d(U,V) ≤ d(U,P) + d(P,V)
Proof. One can analyze this in a planar situation as one can intersect
the space with the 2 dimensional plane containing the centers of the spheres
and P. Now one has two circles and a point and the claim is that the distance
between the two circles is smaller or equal than the sum of the distance between
the two distances from P to the circles. Make a picture and denote the closest
point on the circle U from P with A and the closest point from P to V with B.
Now d(A,B) ≤ d(P,A) + d(P,B) by the triangle inequality. We also
have d(U,V) ≤ d(A,B) because by definition, the distance between U and V
is the smallest distance d(X,Y) where X is U and Y is on V. This in particular
holds for X=A, Y=B. From these two inequalities d(A,B) ≤ d(P,A) + d(P,B)
and d(U,V) ≤ d(A,B) the inequality d(U,V) ≤ d(U,P) + d(P,V) holds
by the transitivity property of the distance.
Now to make the proof tight, we also have to look at the situation where one
sphere is contained in the other. Also this can be verified in a similar way.
QED.
The reason why this theorem is surprising is that if P becomes a sphere too
(even with a tiny radius), the result becomes false!
I leave it to you to see whether the Summer 2020 theorem can be generalized
to ellipsoids or other shapes. Remember the
Polya lecture we have
seen early in the course and discussed.
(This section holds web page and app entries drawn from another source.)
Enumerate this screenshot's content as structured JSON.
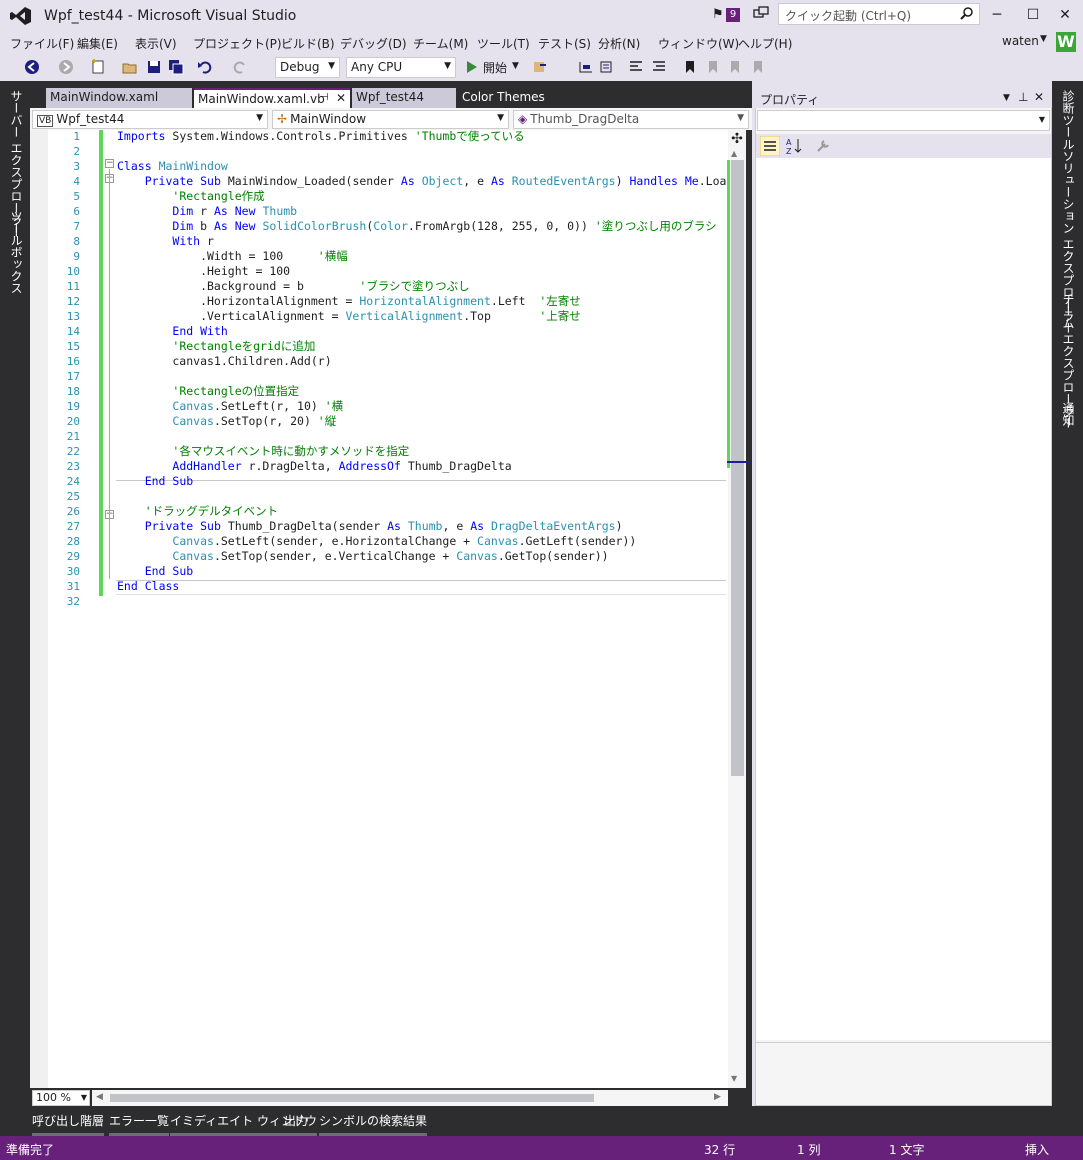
{
  "window": {
    "title": "Wpf_test44 - Microsoft Visual Studio",
    "notifications": "9",
    "quick_launch_placeholder": "クイック起動 (Ctrl+Q)",
    "minimize": "─",
    "maximize": "☐",
    "close": "✕"
  },
  "menu": [
    "ファイル(F)",
    "編集(E)",
    "表示(V)",
    "プロジェクト(P)",
    "ビルド(B)",
    "デバッグ(D)",
    "チーム(M)",
    "ツール(T)",
    "テスト(S)",
    "分析(N)",
    "ウィンドウ(W)",
    "ヘルプ(H)"
  ],
  "user": {
    "name": "waten",
    "avatar": "W"
  },
  "toolbar": {
    "config": "Debug",
    "platform": "Any CPU",
    "start": "開始"
  },
  "left_panels": [
    "サーバー エクスプローラー",
    "ツールボックス"
  ],
  "right_panels": [
    "診断ツール",
    "ソリューション エクスプローラー",
    "チーム エクスプローラー",
    "通知"
  ],
  "tabs": [
    {
      "label": "MainWindow.xaml"
    },
    {
      "label": "MainWindow.xaml.vb"
    },
    {
      "label": "Wpf_test44"
    },
    {
      "label": "Color Themes"
    }
  ],
  "nav": {
    "project": "Wpf_test44",
    "class": "MainWindow",
    "member": "Thumb_DragDelta"
  },
  "code": [
    {
      "n": "1",
      "text": "Imports System.Windows.Controls.Primitives 'Thumbで使っている"
    },
    {
      "n": "2",
      "text": ""
    },
    {
      "n": "3",
      "text": "Class MainWindow"
    },
    {
      "n": "4",
      "text": "    Private Sub MainWindow_Loaded(sender As Object, e As RoutedEventArgs) Handles Me.Loaded"
    },
    {
      "n": "5",
      "text": "        'Rectangle作成"
    },
    {
      "n": "6",
      "text": "        Dim r As New Thumb"
    },
    {
      "n": "7",
      "text": "        Dim b As New SolidColorBrush(Color.FromArgb(128, 255, 0, 0)) '塗りつぶし用のブラシ"
    },
    {
      "n": "8",
      "text": "        With r"
    },
    {
      "n": "9",
      "text": "            .Width = 100     '横幅"
    },
    {
      "n": "10",
      "text": "            .Height = 100"
    },
    {
      "n": "11",
      "text": "            .Background = b        'ブラシで塗りつぶし"
    },
    {
      "n": "12",
      "text": "            .HorizontalAlignment = HorizontalAlignment.Left  '左寄せ"
    },
    {
      "n": "13",
      "text": "            .VerticalAlignment = VerticalAlignment.Top       '上寄せ"
    },
    {
      "n": "14",
      "text": "        End With"
    },
    {
      "n": "15",
      "text": "        'Rectangleをgridに追加"
    },
    {
      "n": "16",
      "text": "        canvas1.Children.Add(r)"
    },
    {
      "n": "17",
      "text": ""
    },
    {
      "n": "18",
      "text": "        'Rectangleの位置指定"
    },
    {
      "n": "19",
      "text": "        Canvas.SetLeft(r, 10) '横"
    },
    {
      "n": "20",
      "text": "        Canvas.SetTop(r, 20) '縦"
    },
    {
      "n": "21",
      "text": ""
    },
    {
      "n": "22",
      "text": "        '各マウスイベント時に動かすメソッドを指定"
    },
    {
      "n": "23",
      "text": "        AddHandler r.DragDelta, AddressOf Thumb_DragDelta"
    },
    {
      "n": "24",
      "text": "    End Sub"
    },
    {
      "n": "25",
      "text": ""
    },
    {
      "n": "26",
      "text": "    'ドラッグデルタイベント"
    },
    {
      "n": "27",
      "text": "    Private Sub Thumb_DragDelta(sender As Thumb, e As DragDeltaEventArgs)"
    },
    {
      "n": "28",
      "text": "        Canvas.SetLeft(sender, e.HorizontalChange + Canvas.GetLeft(sender))"
    },
    {
      "n": "29",
      "text": "        Canvas.SetTop(sender, e.VerticalChange + Canvas.GetTop(sender))"
    },
    {
      "n": "30",
      "text": "    End Sub"
    },
    {
      "n": "31",
      "text": "End Class"
    },
    {
      "n": "32",
      "text": ""
    }
  ],
  "zoom": "100 %",
  "properties": {
    "title": "プロパティ"
  },
  "bottom_tabs": [
    "呼び出し階層",
    "エラー一覧",
    "イミディエイト ウィンドウ",
    "出力",
    "シンボルの検索結果"
  ],
  "status": {
    "ready": "準備完了",
    "line": "32 行",
    "col": "1 列",
    "char": "1 文字",
    "mode": "挿入"
  }
}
Asking new questions and exploring
such situations in variations is what mathematical research is about.
It is essential in all such explorations to play around and keep an open mind.
Here are some further explorations:
For which quadrics U,V does the result hold?
Does the result hold for Packman regions U,V?
Does the result hold for cubes?
Does the result hold if U is a circle and V is a cube?
Can you formulate a rather general theorem,
for a class of regions U,V, where U,V even do not have
to be of the same type?
Can you find cases of classes of regions U,V, where
the inequality fails?
Maybe you can even generalize the above theorem in full
generality: let (X,d) be a metric space (look up what this means)
and let U,V be two compact sets in X (look up what compact means).
Define the distance between two sets as the minimal distance of
points d(x,y) with x in one set and y in the other set.
Now if P is a point, then d(U,V) ≤ d(U,P) + d(P,V) holds.
And here is an even more challenging problem: Can you figure out
how to measure distances between sets in a metric space so that
the distance always satisfies the triangle inequality?
There is one which is used in fractal geometry.